[WORK REQUEST]: No pictures should appear in the copy; otherwise retype the entries exactly.

[RECORDS SHOWN]:
┄┄┄┄┄┄┄┄┄┄┄┄┄┄┄┄┄┄┄┄

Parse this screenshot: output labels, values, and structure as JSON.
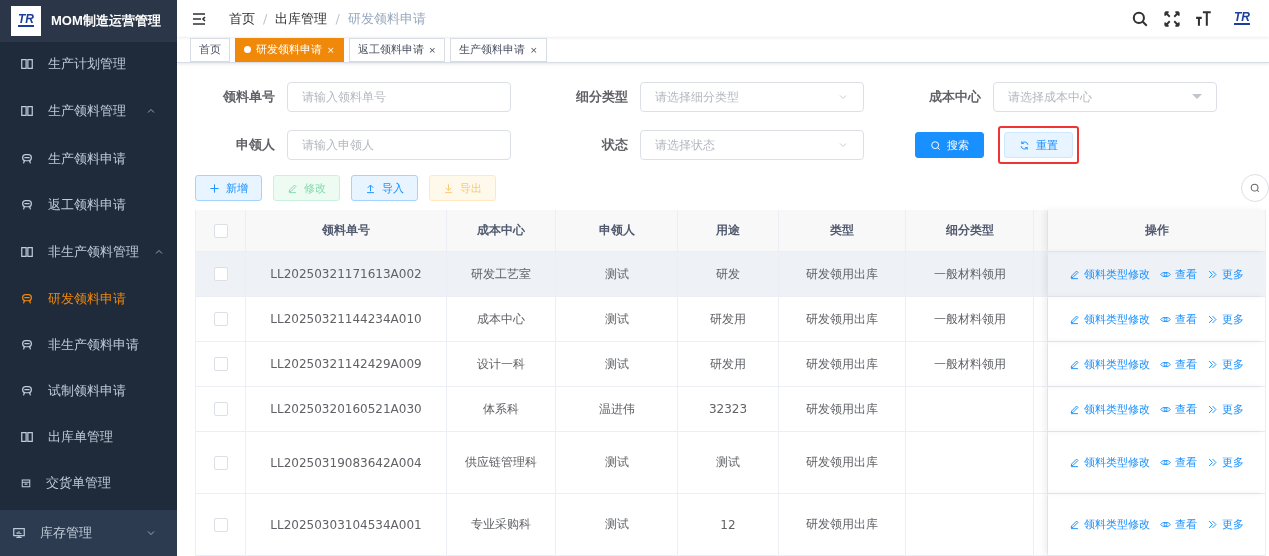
{
  "sidebar": {
    "logo": {
      "mark": "TR"
    },
    "title": "MOM制造运营管理",
    "items": [
      {
        "label": "生产计划管理",
        "kind": "book",
        "selected": false
      },
      {
        "label": "生产领料管理",
        "kind": "group",
        "expanded": true,
        "selected": false,
        "children": [
          {
            "label": "生产领料申请",
            "kind": "robot",
            "selected": false
          },
          {
            "label": "返工领料申请",
            "kind": "robot",
            "selected": false
          }
        ]
      },
      {
        "label": "非生产领料管理",
        "kind": "group",
        "expanded": true,
        "selected": false,
        "children": [
          {
            "label": "研发领料申请",
            "kind": "robot",
            "selected": true
          },
          {
            "label": "非生产领料申请",
            "kind": "robot",
            "selected": false
          },
          {
            "label": "试制领料申请",
            "kind": "robot",
            "selected": false
          }
        ]
      },
      {
        "label": "出库单管理",
        "kind": "book",
        "selected": false
      },
      {
        "label": "交货单管理",
        "kind": "calendar",
        "selected": false
      }
    ],
    "sections": [
      {
        "label": "库存管理",
        "expanded": false
      }
    ]
  },
  "header": {
    "breadcrumb": [
      "首页",
      "出库管理",
      "研发领料申请"
    ],
    "separator": "/",
    "logo": {
      "mark": "TR"
    }
  },
  "tabs": [
    {
      "label": "首页",
      "selected": false,
      "closable": false
    },
    {
      "label": "研发领料申请",
      "selected": true,
      "closable": true,
      "close": "×"
    },
    {
      "label": "返工领料申请",
      "selected": false,
      "closable": true,
      "close": "×"
    },
    {
      "label": "生产领料申请",
      "selected": false,
      "closable": true,
      "close": "×"
    }
  ],
  "filters": [
    {
      "label": "领料单号",
      "kind": "input",
      "placeholder": "请输入领料单号"
    },
    {
      "label": "细分类型",
      "kind": "select",
      "placeholder": "请选择细分类型"
    },
    {
      "label": "成本中心",
      "kind": "dropdown",
      "placeholder": "请选择成本中心"
    },
    {
      "label": "申领人",
      "kind": "input",
      "placeholder": "请输入申领人"
    },
    {
      "label": "状态",
      "kind": "select",
      "placeholder": "请选择状态"
    }
  ],
  "search_buttons": [
    {
      "label": "搜索",
      "kind": "primary",
      "highlighted": false
    },
    {
      "label": "重置",
      "kind": "reset",
      "highlighted": true
    }
  ],
  "toolbar": [
    {
      "label": "新增",
      "kind": "add",
      "disabled": false
    },
    {
      "label": "修改",
      "kind": "edit",
      "disabled": true
    },
    {
      "label": "导入",
      "kind": "import",
      "disabled": false
    },
    {
      "label": "导出",
      "kind": "export",
      "disabled": true
    }
  ],
  "table": {
    "header_checked": false,
    "columns": [
      "领料单号",
      "成本中心",
      "申领人",
      "用途",
      "类型",
      "细分类型",
      "操作"
    ],
    "rows": [
      {
        "checked": false,
        "highlighted": true,
        "tall": false,
        "cells": [
          "LL20250321171613A002",
          "研发工艺室",
          "测试",
          "研发",
          "研发领用出库",
          "一般材料领用"
        ],
        "actions": [
          "领料类型修改",
          "查看",
          "更多"
        ]
      },
      {
        "checked": false,
        "highlighted": false,
        "tall": false,
        "cells": [
          "LL20250321144234A010",
          "成本中心",
          "测试",
          "研发用",
          "研发领用出库",
          "一般材料领用"
        ],
        "actions": [
          "领料类型修改",
          "查看",
          "更多"
        ]
      },
      {
        "checked": false,
        "highlighted": false,
        "tall": false,
        "cells": [
          "LL20250321142429A009",
          "设计一科",
          "测试",
          "研发用",
          "研发领用出库",
          "一般材料领用"
        ],
        "actions": [
          "领料类型修改",
          "查看",
          "更多"
        ]
      },
      {
        "checked": false,
        "highlighted": false,
        "tall": false,
        "cells": [
          "LL20250320160521A030",
          "体系科",
          "温进伟",
          "32323",
          "研发领用出库",
          ""
        ],
        "actions": [
          "领料类型修改",
          "查看",
          "更多"
        ]
      },
      {
        "checked": false,
        "highlighted": false,
        "tall": true,
        "cells": [
          "LL20250319083642A004",
          "供应链管理科",
          "测试",
          "测试",
          "研发领用出库",
          ""
        ],
        "actions": [
          "领料类型修改",
          "查看",
          "更多"
        ]
      },
      {
        "checked": false,
        "highlighted": false,
        "tall": true,
        "cells": [
          "LL20250303104534A001",
          "专业采购科",
          "测试",
          "12",
          "研发领用出库",
          ""
        ],
        "actions": [
          "领料类型修改",
          "查看",
          "更多"
        ]
      }
    ]
  }
}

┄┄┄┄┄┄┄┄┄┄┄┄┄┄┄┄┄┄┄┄

[EXERCISE ANSWER]:
Parse this screenshot: output labels, values, and structure as JSON.
{
  "sidebar": {
    "logo": {
      "mark": "TR"
    },
    "title": "MOM制造运营管理",
    "items": [
      {
        "label": "生产计划管理",
        "kind": "book",
        "selected": false
      },
      {
        "label": "生产领料管理",
        "kind": "group",
        "expanded": true,
        "selected": false,
        "children": [
          {
            "label": "生产领料申请",
            "kind": "robot",
            "selected": false
          },
          {
            "label": "返工领料申请",
            "kind": "robot",
            "selected": false
          }
        ]
      },
      {
        "label": "非生产领料管理",
        "kind": "group",
        "expanded": true,
        "selected": false,
        "children": [
          {
            "label": "研发领料申请",
            "kind": "robot",
            "selected": true
          },
          {
            "label": "非生产领料申请",
            "kind": "robot",
            "selected": false
          },
          {
            "label": "试制领料申请",
            "kind": "robot",
            "selected": false
          }
        ]
      },
      {
        "label": "出库单管理",
        "kind": "book",
        "selected": false
      },
      {
        "label": "交货单管理",
        "kind": "calendar",
        "selected": false
      }
    ],
    "sections": [
      {
        "label": "库存管理",
        "expanded": false
      }
    ]
  },
  "header": {
    "breadcrumb": [
      "首页",
      "出库管理",
      "研发领料申请"
    ],
    "separator": "/",
    "logo": {
      "mark": "TR"
    }
  },
  "tabs": [
    {
      "label": "首页",
      "selected": false,
      "closable": false
    },
    {
      "label": "研发领料申请",
      "selected": true,
      "closable": true,
      "close": "×"
    },
    {
      "label": "返工领料申请",
      "selected": false,
      "closable": true,
      "close": "×"
    },
    {
      "label": "生产领料申请",
      "selected": false,
      "closable": true,
      "close": "×"
    }
  ],
  "filters": [
    {
      "label": "领料单号",
      "kind": "input",
      "placeholder": "请输入领料单号"
    },
    {
      "label": "细分类型",
      "kind": "select",
      "placeholder": "请选择细分类型"
    },
    {
      "label": "成本中心",
      "kind": "dropdown",
      "placeholder": "请选择成本中心"
    },
    {
      "label": "申领人",
      "kind": "input",
      "placeholder": "请输入申领人"
    },
    {
      "label": "状态",
      "kind": "select",
      "placeholder": "请选择状态"
    }
  ],
  "search_buttons": [
    {
      "label": "搜索",
      "kind": "primary",
      "highlighted": false
    },
    {
      "label": "重置",
      "kind": "reset",
      "highlighted": true
    }
  ],
  "toolbar": [
    {
      "label": "新增",
      "kind": "add",
      "disabled": false
    },
    {
      "label": "修改",
      "kind": "edit",
      "disabled": true
    },
    {
      "label": "导入",
      "kind": "import",
      "disabled": false
    },
    {
      "label": "导出",
      "kind": "export",
      "disabled": true
    }
  ],
  "table": {
    "header_checked": false,
    "columns": [
      "领料单号",
      "成本中心",
      "申领人",
      "用途",
      "类型",
      "细分类型",
      "操作"
    ],
    "rows": [
      {
        "checked": false,
        "highlighted": true,
        "tall": false,
        "cells": [
          "LL20250321171613A002",
          "研发工艺室",
          "测试",
          "研发",
          "研发领用出库",
          "一般材料领用"
        ],
        "actions": [
          "领料类型修改",
          "查看",
          "更多"
        ]
      },
      {
        "checked": false,
        "highlighted": false,
        "tall": false,
        "cells": [
          "LL20250321144234A010",
          "成本中心",
          "测试",
          "研发用",
          "研发领用出库",
          "一般材料领用"
        ],
        "actions": [
          "领料类型修改",
          "查看",
          "更多"
        ]
      },
      {
        "checked": false,
        "highlighted": false,
        "tall": false,
        "cells": [
          "LL20250321142429A009",
          "设计一科",
          "测试",
          "研发用",
          "研发领用出库",
          "一般材料领用"
        ],
        "actions": [
          "领料类型修改",
          "查看",
          "更多"
        ]
      },
      {
        "checked": false,
        "highlighted": false,
        "tall": false,
        "cells": [
          "LL20250320160521A030",
          "体系科",
          "温进伟",
          "32323",
          "研发领用出库",
          ""
        ],
        "actions": [
          "领料类型修改",
          "查看",
          "更多"
        ]
      },
      {
        "checked": false,
        "highlighted": false,
        "tall": true,
        "cells": [
          "LL20250319083642A004",
          "供应链管理科",
          "测试",
          "测试",
          "研发领用出库",
          ""
        ],
        "actions": [
          "领料类型修改",
          "查看",
          "更多"
        ]
      },
      {
        "checked": false,
        "highlighted": false,
        "tall": true,
        "cells": [
          "LL20250303104534A001",
          "专业采购科",
          "测试",
          "12",
          "研发领用出库",
          ""
        ],
        "actions": [
          "领料类型修改",
          "查看",
          "更多"
        ]
      }
    ]
  }
}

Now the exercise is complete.